“Six Degrees may have been created a bit before its time.  As the site grew, the world of online advertising was in its infancy and Weinreich was unable to keep the site afloat. Spam problems and revenue issues ultimately doomed the site and it shut down in 2001.  In 2010, the site attempted a rebirth. People that had existing memberships with Six Degrees have been invited back with hopes of recreating the network.”

In his post, Plymale admitted to never having heard of SixDegrees prior to his search on social media history.  Honestly, I hadn’t either.  Unfortunately for Weinreich, Zuckerberg got to me first.

Creating Appealing Video Content

Video sharing is one of the most popular social mediums. When I was younger I used to get on YouTube all the time, and then I stopped for awhile, and now it’s becoming even more popular. When Vine came a long I started creating my own videos. People are becoming famous because of videos they’ve shared. The reason why is because they are creating appealing videos. You, too, could become famous if you create appealing videos and here are a few tips to help you do so:


You want to use real people in actual locations. If you were to get a professional videographer and staged the video people would be skeptical of it. Most videos that go viral are filmed with a webcam. An example would be Justin Bieber’s videos he first posted in YouTube. Him and his friends recorded them and they went viral. Now look at him. (Even though he went crazy)


Nobody wants to watch a boring video. If they are bored within the first 10 seconds of a video 10.39% of viewers are gone. You need to be entertaining throughout the whole thing.

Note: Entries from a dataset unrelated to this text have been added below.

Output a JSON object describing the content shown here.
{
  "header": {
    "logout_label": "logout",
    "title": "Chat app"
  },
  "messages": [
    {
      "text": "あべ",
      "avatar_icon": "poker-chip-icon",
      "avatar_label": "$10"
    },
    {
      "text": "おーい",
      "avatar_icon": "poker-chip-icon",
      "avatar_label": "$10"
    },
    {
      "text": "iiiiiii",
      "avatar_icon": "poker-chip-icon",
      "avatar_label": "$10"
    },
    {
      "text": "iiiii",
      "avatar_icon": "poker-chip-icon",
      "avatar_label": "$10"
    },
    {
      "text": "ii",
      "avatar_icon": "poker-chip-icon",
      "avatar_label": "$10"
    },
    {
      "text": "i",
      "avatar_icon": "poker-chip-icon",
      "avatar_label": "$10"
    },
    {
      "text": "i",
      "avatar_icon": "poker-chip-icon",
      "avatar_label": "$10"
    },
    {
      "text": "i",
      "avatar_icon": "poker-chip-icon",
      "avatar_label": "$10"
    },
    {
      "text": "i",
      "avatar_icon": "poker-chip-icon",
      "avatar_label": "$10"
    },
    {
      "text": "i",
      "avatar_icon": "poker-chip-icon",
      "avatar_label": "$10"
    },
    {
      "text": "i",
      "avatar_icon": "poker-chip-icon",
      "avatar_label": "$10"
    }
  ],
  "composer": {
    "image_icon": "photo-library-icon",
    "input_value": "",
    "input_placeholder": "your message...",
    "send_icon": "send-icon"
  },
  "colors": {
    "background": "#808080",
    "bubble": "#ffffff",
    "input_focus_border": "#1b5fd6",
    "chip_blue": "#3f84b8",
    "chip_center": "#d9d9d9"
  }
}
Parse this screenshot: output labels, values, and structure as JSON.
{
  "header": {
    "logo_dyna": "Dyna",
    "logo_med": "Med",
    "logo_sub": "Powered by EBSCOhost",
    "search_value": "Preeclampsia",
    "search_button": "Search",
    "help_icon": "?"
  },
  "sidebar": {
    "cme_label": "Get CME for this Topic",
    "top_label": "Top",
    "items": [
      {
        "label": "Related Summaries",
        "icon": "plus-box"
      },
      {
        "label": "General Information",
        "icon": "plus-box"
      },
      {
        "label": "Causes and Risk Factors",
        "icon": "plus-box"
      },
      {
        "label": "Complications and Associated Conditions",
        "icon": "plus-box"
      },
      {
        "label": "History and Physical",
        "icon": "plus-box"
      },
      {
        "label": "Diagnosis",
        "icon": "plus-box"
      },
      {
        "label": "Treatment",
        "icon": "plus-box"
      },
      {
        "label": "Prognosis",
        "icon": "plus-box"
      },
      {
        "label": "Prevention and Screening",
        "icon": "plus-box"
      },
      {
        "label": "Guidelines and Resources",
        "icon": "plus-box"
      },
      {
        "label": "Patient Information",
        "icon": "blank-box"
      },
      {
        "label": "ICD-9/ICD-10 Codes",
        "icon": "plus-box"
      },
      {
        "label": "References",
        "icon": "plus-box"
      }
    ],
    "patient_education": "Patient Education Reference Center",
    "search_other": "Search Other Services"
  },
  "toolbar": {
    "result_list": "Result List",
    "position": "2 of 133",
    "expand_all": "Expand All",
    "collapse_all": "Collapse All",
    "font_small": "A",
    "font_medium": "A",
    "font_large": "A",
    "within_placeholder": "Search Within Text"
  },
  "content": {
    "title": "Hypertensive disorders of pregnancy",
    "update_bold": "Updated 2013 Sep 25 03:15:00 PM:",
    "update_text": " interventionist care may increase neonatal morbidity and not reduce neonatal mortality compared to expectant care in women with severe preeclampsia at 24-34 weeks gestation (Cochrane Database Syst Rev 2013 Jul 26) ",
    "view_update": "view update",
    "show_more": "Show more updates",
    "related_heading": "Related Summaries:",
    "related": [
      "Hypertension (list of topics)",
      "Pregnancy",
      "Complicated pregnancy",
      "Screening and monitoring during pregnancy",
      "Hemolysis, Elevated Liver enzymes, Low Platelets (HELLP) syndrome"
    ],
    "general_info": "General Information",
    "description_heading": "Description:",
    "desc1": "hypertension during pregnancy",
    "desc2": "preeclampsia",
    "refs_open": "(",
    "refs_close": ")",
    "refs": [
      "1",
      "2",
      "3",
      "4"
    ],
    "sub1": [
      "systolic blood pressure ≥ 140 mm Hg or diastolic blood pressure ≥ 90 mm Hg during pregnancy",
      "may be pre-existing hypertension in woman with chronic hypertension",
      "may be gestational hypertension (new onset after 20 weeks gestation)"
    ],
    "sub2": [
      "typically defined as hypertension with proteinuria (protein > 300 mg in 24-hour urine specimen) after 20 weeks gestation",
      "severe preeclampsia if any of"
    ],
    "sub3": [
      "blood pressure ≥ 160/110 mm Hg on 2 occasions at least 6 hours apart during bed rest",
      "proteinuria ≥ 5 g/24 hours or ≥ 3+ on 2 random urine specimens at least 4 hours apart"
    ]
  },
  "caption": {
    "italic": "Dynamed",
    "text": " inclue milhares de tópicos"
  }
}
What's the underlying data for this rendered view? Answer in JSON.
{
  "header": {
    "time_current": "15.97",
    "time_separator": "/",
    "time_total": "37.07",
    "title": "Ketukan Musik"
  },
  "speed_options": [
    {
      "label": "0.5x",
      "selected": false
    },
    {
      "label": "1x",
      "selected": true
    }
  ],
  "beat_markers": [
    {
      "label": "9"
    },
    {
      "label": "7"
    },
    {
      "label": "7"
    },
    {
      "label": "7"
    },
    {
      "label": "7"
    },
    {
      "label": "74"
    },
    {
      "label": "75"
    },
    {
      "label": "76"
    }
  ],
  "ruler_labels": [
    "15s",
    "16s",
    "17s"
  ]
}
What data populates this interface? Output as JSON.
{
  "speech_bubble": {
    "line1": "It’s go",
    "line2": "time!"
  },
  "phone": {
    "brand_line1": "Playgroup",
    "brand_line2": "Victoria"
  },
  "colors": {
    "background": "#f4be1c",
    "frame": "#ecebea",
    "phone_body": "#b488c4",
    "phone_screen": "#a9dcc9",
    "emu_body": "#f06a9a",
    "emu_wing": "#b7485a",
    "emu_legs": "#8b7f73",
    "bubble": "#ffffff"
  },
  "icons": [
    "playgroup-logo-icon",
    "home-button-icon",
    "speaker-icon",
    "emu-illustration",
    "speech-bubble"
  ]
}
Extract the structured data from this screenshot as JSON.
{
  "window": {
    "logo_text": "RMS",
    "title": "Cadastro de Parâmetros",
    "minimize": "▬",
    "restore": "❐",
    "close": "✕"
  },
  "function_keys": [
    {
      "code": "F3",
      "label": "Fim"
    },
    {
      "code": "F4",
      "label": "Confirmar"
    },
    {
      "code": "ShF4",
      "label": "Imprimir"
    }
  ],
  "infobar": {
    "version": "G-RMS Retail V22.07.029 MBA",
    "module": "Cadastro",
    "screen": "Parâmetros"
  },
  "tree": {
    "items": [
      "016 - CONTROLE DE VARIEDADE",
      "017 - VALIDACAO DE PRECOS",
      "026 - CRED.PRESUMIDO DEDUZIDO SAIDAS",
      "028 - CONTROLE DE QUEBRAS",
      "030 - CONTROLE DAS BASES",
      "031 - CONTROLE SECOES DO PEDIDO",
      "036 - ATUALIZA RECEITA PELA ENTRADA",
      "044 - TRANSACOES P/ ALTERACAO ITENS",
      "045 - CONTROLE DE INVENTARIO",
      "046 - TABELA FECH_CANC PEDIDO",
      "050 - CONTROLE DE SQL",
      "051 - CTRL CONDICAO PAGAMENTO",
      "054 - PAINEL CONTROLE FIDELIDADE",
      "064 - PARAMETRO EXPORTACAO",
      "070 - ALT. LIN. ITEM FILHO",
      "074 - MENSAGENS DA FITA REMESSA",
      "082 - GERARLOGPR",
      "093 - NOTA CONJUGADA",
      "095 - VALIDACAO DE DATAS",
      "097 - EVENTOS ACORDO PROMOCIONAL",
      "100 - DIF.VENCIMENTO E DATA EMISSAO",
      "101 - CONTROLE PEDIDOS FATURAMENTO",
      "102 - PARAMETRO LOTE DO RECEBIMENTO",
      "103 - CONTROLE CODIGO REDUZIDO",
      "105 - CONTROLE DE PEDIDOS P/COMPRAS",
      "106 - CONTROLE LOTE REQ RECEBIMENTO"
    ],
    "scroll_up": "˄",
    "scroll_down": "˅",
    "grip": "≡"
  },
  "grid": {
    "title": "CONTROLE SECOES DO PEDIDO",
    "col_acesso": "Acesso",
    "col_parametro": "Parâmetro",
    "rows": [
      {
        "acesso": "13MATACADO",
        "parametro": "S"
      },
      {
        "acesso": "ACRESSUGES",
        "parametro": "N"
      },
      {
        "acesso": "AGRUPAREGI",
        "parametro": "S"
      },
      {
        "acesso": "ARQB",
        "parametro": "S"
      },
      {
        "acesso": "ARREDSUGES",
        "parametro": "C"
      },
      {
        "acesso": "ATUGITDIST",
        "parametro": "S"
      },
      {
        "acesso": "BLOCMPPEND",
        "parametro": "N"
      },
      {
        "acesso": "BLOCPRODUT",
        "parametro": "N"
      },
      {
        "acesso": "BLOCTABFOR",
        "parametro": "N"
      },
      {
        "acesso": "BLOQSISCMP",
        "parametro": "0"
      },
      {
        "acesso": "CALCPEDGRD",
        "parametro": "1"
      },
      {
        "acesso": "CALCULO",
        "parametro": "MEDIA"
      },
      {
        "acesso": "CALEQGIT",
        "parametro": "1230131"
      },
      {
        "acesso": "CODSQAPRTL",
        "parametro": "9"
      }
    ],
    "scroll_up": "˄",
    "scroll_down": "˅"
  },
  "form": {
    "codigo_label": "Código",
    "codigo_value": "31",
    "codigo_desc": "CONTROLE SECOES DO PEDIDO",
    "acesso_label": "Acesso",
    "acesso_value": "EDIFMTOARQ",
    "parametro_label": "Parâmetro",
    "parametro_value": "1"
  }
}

One the one minute mark of a video hits 53.56% of viewers are gone, so just be FUN!!

3) Design Videos with a Goal in Mind

Before you make your video you need to create a goal that you want your video to do. Keep these things in mind:

  • The emotions you want to evoke and why (fear, excitement, and greed are a few that work especially well)
  • The target buyer personas to which the video will appeal
  • The actions you want your leads to take based on the content they consume

For more tips and examples visit

The most important thing to remember is just to be fun and creative!